----- Data in this exercise

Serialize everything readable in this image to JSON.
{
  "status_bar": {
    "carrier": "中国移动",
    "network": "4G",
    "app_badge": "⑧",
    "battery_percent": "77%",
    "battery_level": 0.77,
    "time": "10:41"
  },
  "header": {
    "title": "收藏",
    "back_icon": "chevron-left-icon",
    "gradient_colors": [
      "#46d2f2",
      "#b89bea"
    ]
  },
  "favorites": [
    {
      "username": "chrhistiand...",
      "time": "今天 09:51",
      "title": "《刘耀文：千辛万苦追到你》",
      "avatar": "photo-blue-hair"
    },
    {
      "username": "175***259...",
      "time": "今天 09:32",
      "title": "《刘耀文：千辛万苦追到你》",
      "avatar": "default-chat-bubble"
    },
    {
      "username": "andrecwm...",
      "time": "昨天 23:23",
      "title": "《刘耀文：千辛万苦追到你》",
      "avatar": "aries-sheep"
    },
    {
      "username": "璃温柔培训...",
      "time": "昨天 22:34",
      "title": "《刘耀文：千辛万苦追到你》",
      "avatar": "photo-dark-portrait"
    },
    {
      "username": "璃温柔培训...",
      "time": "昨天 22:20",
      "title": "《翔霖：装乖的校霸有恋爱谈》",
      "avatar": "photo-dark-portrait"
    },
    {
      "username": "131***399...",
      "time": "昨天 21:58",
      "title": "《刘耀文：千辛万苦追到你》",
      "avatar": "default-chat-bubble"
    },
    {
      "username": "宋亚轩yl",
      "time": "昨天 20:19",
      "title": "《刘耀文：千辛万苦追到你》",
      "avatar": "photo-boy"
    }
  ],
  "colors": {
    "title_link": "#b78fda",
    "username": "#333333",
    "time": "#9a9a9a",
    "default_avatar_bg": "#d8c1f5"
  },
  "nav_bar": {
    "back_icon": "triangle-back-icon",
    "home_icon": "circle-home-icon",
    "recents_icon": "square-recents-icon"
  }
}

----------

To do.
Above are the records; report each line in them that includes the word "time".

Solution to this exercise.
    "time": "10:41"
      "time": "今天 09:51",
      "time": "今天 09:32",
      "time": "昨天 23:23",
      "time": "昨天 22:34",
      "time": "昨天 22:20",
      "time": "昨天 21:58",
      "time": "昨天 20:19",
    "time": "#9a9a9a",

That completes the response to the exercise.